Running through September, "Food for the People: Eating and Activism in Greater Washington" is an indoor/outdoor exhibition at the Anacostia Community Museum in southeast Washington, D.C. It brings to light the history of the American food system and activism around issues of food justice. The exhibition was deeply shaped by the activism and research of Johns Hopkins University PhD candidate Dominique Hazzard, who served as the junior curator for the exhibit under Samir Meghelli, senior curator at the Anacostia Community Museum.
Hazzard turned to environmental activism more than 15 years ago as a high school student involved in the youth climate movement. She began researching and community organizing around food during her undergraduate days at Wellesley College.

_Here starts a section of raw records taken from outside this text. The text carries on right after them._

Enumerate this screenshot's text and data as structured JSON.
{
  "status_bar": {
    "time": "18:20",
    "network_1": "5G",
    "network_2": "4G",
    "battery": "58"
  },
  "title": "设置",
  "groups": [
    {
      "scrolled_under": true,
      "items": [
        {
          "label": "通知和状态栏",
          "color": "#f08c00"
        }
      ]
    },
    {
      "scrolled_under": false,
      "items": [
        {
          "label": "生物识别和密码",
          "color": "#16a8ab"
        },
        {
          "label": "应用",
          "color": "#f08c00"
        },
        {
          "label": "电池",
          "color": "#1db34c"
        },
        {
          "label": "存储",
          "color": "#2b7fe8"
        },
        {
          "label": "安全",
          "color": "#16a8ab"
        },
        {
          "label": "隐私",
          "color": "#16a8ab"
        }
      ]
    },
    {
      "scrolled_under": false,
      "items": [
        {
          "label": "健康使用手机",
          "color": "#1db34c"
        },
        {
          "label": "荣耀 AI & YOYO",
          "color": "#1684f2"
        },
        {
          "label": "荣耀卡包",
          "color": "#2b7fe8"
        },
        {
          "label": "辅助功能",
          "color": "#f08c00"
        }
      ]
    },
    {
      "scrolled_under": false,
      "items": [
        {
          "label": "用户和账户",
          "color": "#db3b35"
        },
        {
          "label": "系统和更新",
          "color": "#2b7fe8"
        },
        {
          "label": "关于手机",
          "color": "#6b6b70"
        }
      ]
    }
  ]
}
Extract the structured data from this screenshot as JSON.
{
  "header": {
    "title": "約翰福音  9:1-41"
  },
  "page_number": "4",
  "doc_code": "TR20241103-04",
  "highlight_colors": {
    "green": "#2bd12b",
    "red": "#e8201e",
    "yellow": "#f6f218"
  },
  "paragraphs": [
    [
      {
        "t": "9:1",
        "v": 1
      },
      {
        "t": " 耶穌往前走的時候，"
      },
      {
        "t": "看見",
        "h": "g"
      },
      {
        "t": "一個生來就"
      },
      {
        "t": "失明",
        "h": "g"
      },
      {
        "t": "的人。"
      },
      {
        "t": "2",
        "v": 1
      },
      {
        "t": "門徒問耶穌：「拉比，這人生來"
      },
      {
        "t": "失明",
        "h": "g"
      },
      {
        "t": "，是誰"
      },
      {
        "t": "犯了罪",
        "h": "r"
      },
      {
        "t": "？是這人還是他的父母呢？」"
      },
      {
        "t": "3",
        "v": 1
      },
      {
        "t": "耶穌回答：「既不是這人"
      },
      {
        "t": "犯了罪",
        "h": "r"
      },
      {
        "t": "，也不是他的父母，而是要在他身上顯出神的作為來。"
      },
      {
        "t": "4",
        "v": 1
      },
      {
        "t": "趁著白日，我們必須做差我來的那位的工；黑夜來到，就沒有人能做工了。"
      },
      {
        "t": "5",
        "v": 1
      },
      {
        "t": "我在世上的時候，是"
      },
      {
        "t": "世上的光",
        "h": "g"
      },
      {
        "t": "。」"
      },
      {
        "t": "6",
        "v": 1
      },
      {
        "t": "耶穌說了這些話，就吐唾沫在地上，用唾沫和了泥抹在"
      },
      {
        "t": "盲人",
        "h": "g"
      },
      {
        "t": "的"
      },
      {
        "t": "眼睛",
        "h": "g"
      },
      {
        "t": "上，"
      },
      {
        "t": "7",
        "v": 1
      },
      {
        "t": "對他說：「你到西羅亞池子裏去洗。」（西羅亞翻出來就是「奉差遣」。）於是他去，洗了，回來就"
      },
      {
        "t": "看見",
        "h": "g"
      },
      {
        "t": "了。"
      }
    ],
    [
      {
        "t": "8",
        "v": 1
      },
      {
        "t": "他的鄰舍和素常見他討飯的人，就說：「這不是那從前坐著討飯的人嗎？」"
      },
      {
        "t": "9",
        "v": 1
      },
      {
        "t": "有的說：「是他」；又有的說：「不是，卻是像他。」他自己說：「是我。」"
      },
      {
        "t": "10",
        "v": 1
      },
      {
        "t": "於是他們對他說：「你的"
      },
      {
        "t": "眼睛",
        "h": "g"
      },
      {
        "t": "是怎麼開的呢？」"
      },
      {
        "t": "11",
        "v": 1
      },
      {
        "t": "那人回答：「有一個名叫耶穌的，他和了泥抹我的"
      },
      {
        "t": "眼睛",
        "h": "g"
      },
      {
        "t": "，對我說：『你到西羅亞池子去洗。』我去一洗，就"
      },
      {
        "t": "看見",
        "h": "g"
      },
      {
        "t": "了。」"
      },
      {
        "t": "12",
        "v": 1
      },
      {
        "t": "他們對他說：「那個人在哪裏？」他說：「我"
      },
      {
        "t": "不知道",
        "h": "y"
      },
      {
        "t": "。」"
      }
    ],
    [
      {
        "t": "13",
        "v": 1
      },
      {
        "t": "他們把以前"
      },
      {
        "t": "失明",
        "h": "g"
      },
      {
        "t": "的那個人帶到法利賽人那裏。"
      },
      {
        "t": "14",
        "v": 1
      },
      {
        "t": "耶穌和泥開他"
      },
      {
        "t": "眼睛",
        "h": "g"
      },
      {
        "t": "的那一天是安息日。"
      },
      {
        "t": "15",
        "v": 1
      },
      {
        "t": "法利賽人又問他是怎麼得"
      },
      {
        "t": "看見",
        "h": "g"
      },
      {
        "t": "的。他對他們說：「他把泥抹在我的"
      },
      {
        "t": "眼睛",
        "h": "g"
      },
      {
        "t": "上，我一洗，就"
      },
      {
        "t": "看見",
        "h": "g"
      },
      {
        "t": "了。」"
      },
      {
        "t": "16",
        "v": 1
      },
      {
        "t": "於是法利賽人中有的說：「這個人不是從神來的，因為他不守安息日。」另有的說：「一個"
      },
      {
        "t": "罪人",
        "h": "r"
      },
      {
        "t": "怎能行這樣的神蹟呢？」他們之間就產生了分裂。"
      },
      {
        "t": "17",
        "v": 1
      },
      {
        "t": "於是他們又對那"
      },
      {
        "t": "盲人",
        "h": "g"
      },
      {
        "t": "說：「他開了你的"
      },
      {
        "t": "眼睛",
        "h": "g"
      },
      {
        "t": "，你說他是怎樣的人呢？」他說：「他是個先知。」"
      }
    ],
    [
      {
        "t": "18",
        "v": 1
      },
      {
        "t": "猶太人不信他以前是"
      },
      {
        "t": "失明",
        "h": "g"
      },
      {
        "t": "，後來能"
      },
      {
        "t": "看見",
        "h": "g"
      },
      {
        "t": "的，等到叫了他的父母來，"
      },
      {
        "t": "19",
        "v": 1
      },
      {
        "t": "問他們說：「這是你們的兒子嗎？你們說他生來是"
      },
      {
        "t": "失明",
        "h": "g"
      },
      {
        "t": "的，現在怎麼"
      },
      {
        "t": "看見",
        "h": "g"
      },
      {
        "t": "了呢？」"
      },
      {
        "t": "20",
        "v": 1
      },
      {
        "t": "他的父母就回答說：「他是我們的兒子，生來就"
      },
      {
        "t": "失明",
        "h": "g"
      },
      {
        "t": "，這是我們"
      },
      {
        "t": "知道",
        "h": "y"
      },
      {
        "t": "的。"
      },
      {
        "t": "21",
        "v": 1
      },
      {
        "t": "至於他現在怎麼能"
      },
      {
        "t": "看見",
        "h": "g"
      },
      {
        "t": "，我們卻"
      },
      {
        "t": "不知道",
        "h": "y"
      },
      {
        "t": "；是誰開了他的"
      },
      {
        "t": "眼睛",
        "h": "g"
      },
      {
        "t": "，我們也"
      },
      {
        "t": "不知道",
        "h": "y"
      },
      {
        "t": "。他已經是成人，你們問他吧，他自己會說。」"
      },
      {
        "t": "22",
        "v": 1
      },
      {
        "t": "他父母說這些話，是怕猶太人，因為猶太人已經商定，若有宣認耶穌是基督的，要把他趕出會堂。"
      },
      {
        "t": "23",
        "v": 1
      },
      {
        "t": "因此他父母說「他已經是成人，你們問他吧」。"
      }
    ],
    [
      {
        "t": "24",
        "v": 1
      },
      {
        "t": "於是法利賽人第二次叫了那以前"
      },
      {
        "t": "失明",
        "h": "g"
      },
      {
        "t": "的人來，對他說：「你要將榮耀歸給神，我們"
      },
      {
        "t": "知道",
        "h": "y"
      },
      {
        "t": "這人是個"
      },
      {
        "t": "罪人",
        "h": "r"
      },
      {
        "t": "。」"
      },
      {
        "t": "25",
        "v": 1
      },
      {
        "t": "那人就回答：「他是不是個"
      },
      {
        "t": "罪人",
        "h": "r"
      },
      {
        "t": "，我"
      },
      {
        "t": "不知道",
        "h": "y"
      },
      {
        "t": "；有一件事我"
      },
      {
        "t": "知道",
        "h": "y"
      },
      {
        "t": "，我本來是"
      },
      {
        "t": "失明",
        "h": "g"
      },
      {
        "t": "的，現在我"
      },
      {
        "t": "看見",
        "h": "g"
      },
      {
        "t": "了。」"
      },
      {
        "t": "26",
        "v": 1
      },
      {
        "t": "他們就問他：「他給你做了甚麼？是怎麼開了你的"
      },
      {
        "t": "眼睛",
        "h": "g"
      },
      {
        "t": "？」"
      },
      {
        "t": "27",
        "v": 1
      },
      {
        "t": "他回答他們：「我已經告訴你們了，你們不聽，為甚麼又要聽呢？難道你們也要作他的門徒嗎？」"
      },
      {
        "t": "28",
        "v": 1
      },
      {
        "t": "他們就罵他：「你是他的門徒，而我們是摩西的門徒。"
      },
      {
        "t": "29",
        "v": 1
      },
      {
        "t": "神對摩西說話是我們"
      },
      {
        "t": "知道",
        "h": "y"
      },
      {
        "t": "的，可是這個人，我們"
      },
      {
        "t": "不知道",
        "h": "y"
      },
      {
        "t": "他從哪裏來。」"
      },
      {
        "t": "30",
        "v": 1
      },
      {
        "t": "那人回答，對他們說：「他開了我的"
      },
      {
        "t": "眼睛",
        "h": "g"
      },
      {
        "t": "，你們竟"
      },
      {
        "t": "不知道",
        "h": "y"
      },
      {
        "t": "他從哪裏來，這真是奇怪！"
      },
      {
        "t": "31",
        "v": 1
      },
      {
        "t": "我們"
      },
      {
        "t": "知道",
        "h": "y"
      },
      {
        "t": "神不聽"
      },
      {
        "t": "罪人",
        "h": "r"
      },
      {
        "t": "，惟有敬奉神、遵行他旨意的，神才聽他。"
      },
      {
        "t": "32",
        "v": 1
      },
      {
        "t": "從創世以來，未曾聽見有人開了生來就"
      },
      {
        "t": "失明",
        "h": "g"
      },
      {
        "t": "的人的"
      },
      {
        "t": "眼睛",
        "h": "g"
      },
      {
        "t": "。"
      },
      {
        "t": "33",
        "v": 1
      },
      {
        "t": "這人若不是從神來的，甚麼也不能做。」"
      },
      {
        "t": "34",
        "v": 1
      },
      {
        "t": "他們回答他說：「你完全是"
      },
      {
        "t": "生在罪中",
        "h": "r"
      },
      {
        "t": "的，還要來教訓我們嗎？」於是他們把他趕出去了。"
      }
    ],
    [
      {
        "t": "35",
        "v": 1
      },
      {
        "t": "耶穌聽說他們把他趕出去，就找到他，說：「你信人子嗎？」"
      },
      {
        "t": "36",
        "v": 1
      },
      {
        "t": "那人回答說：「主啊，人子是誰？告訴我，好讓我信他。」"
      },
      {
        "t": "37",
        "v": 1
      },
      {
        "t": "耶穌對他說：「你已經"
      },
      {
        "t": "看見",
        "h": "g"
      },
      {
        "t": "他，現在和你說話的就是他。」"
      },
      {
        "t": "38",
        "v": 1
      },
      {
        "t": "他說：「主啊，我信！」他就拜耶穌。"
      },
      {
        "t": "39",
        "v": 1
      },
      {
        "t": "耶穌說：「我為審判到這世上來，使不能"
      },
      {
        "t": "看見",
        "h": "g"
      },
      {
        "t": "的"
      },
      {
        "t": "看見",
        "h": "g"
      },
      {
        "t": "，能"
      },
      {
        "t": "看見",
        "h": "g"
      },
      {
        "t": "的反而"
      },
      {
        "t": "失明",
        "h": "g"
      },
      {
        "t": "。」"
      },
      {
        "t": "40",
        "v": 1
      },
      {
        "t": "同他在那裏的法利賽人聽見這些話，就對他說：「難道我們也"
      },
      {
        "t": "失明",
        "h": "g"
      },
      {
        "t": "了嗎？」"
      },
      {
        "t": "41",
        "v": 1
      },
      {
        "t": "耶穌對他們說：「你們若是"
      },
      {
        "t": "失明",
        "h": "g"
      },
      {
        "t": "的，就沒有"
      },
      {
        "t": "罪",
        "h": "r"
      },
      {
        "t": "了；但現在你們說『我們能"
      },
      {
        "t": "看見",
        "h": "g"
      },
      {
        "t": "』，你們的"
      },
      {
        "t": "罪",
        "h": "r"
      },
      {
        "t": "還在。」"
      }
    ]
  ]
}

"Food is one of the most intimate ways that we interact with the environment on a daily basis," Hazzard says. "And food access is a critical issue in Prince George's County, where I'm from, and here in D.C., proper," where she now resides.
She joined DC Greens, a nonprofit organization dedicated to building public health equity through food access, as an outreach specialist in 2014. There, she managed community engagement for a major district food access program. She also organized the "Grocery Walk," a two-mile march protesting the long distance many Ward 8 residents would have to walk to reach a grocery store.
She left DC Greens to join the History PhD program at Johns Hopkins, where her early research explored the origins of Washington's "grocery gap." She continued this line of research at the museum, and it is featured prominently in "Food for the People." While conducting oral histories with Washington residents for the exhibition, Hazzard met Vivian Williams, now in her 90s, who was among a group of Black women in the 1960s who organized boycotts of District grocery stores. Williams and her contemporaries were so successful in their community organizing efforts 60 years ago that they moved Congress to launch a nationwide investigation into grocery stores and the practice of price gouging customers in Black neighborhoods.
"This current era of activism around food apartheid is the second wave of what they started in the '60s," says Hazzard, who is still active in local food justice efforts. "We are using a lot of the same strategies, whether it's protest, policy, or building alternatives like cooperative grocery stores and Black-owned businesses. There are a lot of similar solutions taking shape."
And yet, racism in the food system persists. Even today, Washington's wealthiest—and whitest—ward has one full-service grocery store for every 9,336 residents, whereas the least wealthy ward with the highest ratio of Black residents has one grocery store for every 85,160 residents, according to Hazzard and Meghelli.
Hazzard says she hopes the exhibition opens the eyes of museum-goers to the ways food justice is intimately connected to racial and environmental justice. The exhibition highlights the vital roles farm workers and food service workers play in our food system, while decrying the unjust working conditions they endure and how both groups have been strategically denied fair labor protections. Throughout, the exhibition traces these contemporary labor practices to the legacies of slavery and Jim Crow.
The exhibition, which was awarded the 2022 Smithsonian Award for Excellence in Exhibitions, is open through September and features interactive elements. Visitors can trace the journey of a chicken wing through the food system, look behind the scenes at the making of a public school lunch, and view artifacts including soil from the plantation where Frederick Douglass was enslaved and a "government cheese" box from the 1980s. Hazzard's own work with DC Greens is even featured in the exhibition—curator Meghelli encouraged her to display the megaphone she used at her Grocery Walk.
Now, Hazzard sees her own organizing efforts as part of the interconnected web of food justice history, and she can visit it all just a few blocks away from her Anacostia home. Much closer, in fact, than her nearest grocery store.